The peptidyl-prolyl isomerase Pin1 is required for maintenance of the spindle assembly checkpoint
- Chromosomes are replicated during S-phase and segregated during M-phase of the eukaryotic cell cycle. The two sister chromatids of each duplicated chromosome are topologically entrapped and, thus, paired by the ring-shaped protein complex cohesin. They are separated in anaphase of mitosis when cohesin is endoproteolytically cleaved by separase. Activation of this giant protease requires the degradation of its two inhibitors, securin and cyclin B1, which is mediated by the anaphase promoting complex or cyclosome (APC/C), a multisubunit ubiquitin ligase, in conjunction with its essential co-activator Cdc20.

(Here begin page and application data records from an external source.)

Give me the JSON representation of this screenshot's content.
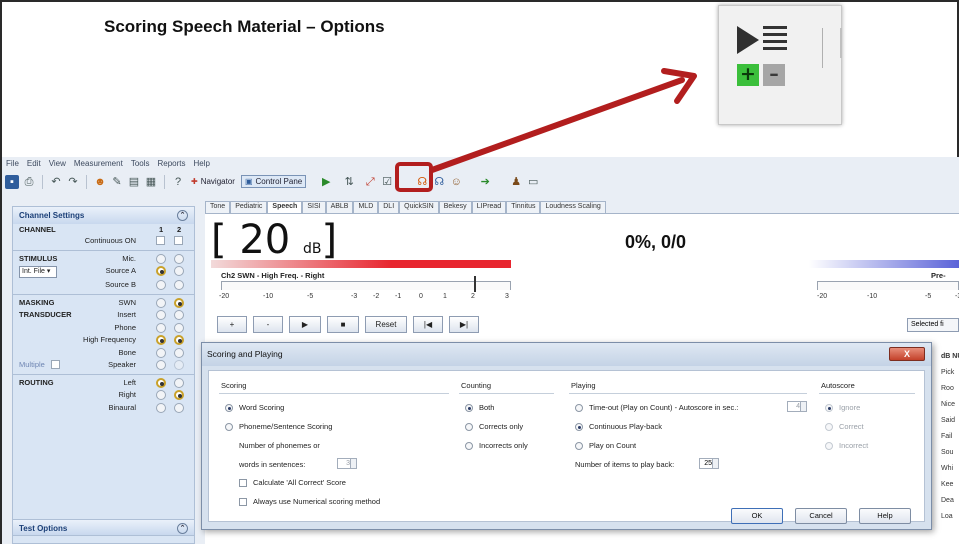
{
  "slide_title": "Scoring Speech Material – Options",
  "annotation": {
    "arrow_color": "#b21e1e",
    "highlight_color": "#b21e1e",
    "zoom_icons": [
      "play-icon",
      "list-icon",
      "plus-icon",
      "minus-icon"
    ]
  },
  "zoom": {
    "plus": "+",
    "minus": "–"
  },
  "menubar": [
    "File",
    "Edit",
    "View",
    "Measurement",
    "Tools",
    "Reports",
    "Help"
  ],
  "toolbar": {
    "navigator": "Navigator",
    "control_panel": "Control Pane"
  },
  "channel_settings": {
    "title": "Channel Settings",
    "col1": "1",
    "col2": "2",
    "channel": "CHANNEL",
    "continuous_on": "Continuous ON",
    "stimulus": "STIMULUS",
    "mic": "Mic.",
    "source_a": "Source A",
    "source_b": "Source B",
    "int_file": "Int. File",
    "masking": "MASKING",
    "swn": "SWN",
    "transducer": "TRANSDUCER",
    "insert": "Insert",
    "phone": "Phone",
    "high_frequency": "High Frequency",
    "bone": "Bone",
    "speaker": "Speaker",
    "multiple": "Multiple",
    "routing": "ROUTING",
    "left": "Left",
    "right": "Right",
    "binaural": "Binaural"
  },
  "test_options": "Test Options",
  "tabs": [
    "Tone",
    "Pediatric",
    "Speech",
    "SISI",
    "ABLB",
    "MLD",
    "DLI",
    "QuickSIN",
    "Bekesy",
    "LIPread",
    "Tinnitus",
    "Loudness Scaling"
  ],
  "active_tab": "Speech",
  "level": {
    "value": "20",
    "unit": "dB",
    "open": "[",
    "close": "]"
  },
  "score": "0%, 0/0",
  "channel_label": "Ch2  SWN - High Freq. - Right",
  "pre_label": "Pre-",
  "ticks_left": [
    "-20",
    "-10",
    "-5",
    "-3",
    "-2",
    "-1",
    "0",
    "1",
    "2",
    "3"
  ],
  "ticks_right": [
    "-20",
    "-10",
    "-5",
    "-3"
  ],
  "controls": {
    "plus": "+",
    "minus": "-",
    "play": "▶",
    "stop": "■",
    "reset": "Reset",
    "prev": "|◀",
    "next": "▶|"
  },
  "selected_box": "Selected fi",
  "word_list": {
    "header": "dB NU",
    "items": [
      "Pick",
      "Roo",
      "Nice",
      "Said",
      "Fail",
      "Sou",
      "Whi",
      "Kee",
      "Dea",
      "Loa"
    ]
  },
  "dialog": {
    "title": "Scoring and Playing",
    "close": "X",
    "scoring": {
      "heading": "Scoring",
      "word_scoring": "Word Scoring",
      "phoneme": "Phoneme/Sentence Scoring",
      "num_phonemes": "Number of phonemes or",
      "words_in_sentences": "words in sentences:",
      "num_value": "3",
      "calc_all_correct": "Calculate 'All Correct' Score",
      "always_numerical": "Always use Numerical scoring method"
    },
    "counting": {
      "heading": "Counting",
      "both": "Both",
      "corrects_only": "Corrects only",
      "incorrects_only": "Incorrects only"
    },
    "playing": {
      "heading": "Playing",
      "timeout": "Time-out (Play on Count)  -  Autoscore in sec.:",
      "timeout_value": "4",
      "continuous": "Continuous Play-back",
      "play_on_count": "Play on Count",
      "items_to_play": "Number of items to play back:",
      "items_value": "25"
    },
    "autoscore": {
      "heading": "Autoscore",
      "ignore": "Ignore",
      "correct": "Correct",
      "incorrect": "Incorrect"
    },
    "buttons": {
      "ok": "OK",
      "cancel": "Cancel",
      "help": "Help"
    }
  }
}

The spindle assembly checkpoint (SAC) is a surveillance mechanism that monitors the chromosomes' interactions with the microtubules of the mitotic spindle apparatus. In response to even one erroneous attachment the affected kinetochore emits a "wait anaphase" signal, which is amplified and culminates in the quantitative sequestration of Cdc20 by the SAC components Mad2 and BubR1. The consequent inactivation of the APC/C causes a metaphase arrest and gives the cell time to correct the error. Given its great importance for chromosome segregation fidelity, it comes at no surprise that loss of the SAC causes cell death while its curtailing is associated with tumour formation.
Pin1 is a peptidyl-prolyl-isomerase with strong preference for phosphorylated Ser-Pro or Thr-Pro motives within its protein substrates. In the present thesis, evidence for the involvement of Pin1 in the maintenance of a robust SAC response is presented.
Antibodies against Pin1 were raised and used to establish the effective immunodepletion of Pin1 from extracts of Xenopus laevis eggs. While the SAC could readily be activated in mock-treated samples of this cell free system, securin was degraded despite the presence of unattached kinetochores when Pin1 had previously been removed. Proving the specificity of this effect, a SAC mediated arrest could be rescued by adding back recombinant Pin1 to depleted extracts. Similarly, addition of dominant negative but not of wild-type Pin1 to SAC-arrested extracts resulted in a checkpoint override.
Chemical inhibition of human Pin1 with two different molecules in two different cancer cells lines invariably forced the cells to exit mitosis in the absence of spindles. This resulted in the premature disappearance of securin, cyclin B1 and a mitosis-specific phosphorylation on Ser10 of histone H3. Thus, Pin1's role as a checkpoint component is conserved in mammals.
In search for the relevant target, Cdc20 was identified as a novel interaction partner of vertebrate Pin1. This association requires phosphorylation of Cdc20 on Ser-Pro/Thr-Pro sites and occurs only during mitosis. Importantly, the Pin1-Cdc20 interaction is direct and not bridged via another checkpoint component or a subunit of the core APC/C. The experimental data suggest that Pin1-dependent isomerization of Cdc20 might bias it to preferentially associate with Mad2 and BubR1 instead of APC/C.
Taken together, these findings contribute to a better understanding of the molecular mechanisms involved in SAC signalling and unravel a previously unappreciated role of Pin1 for genome integrity.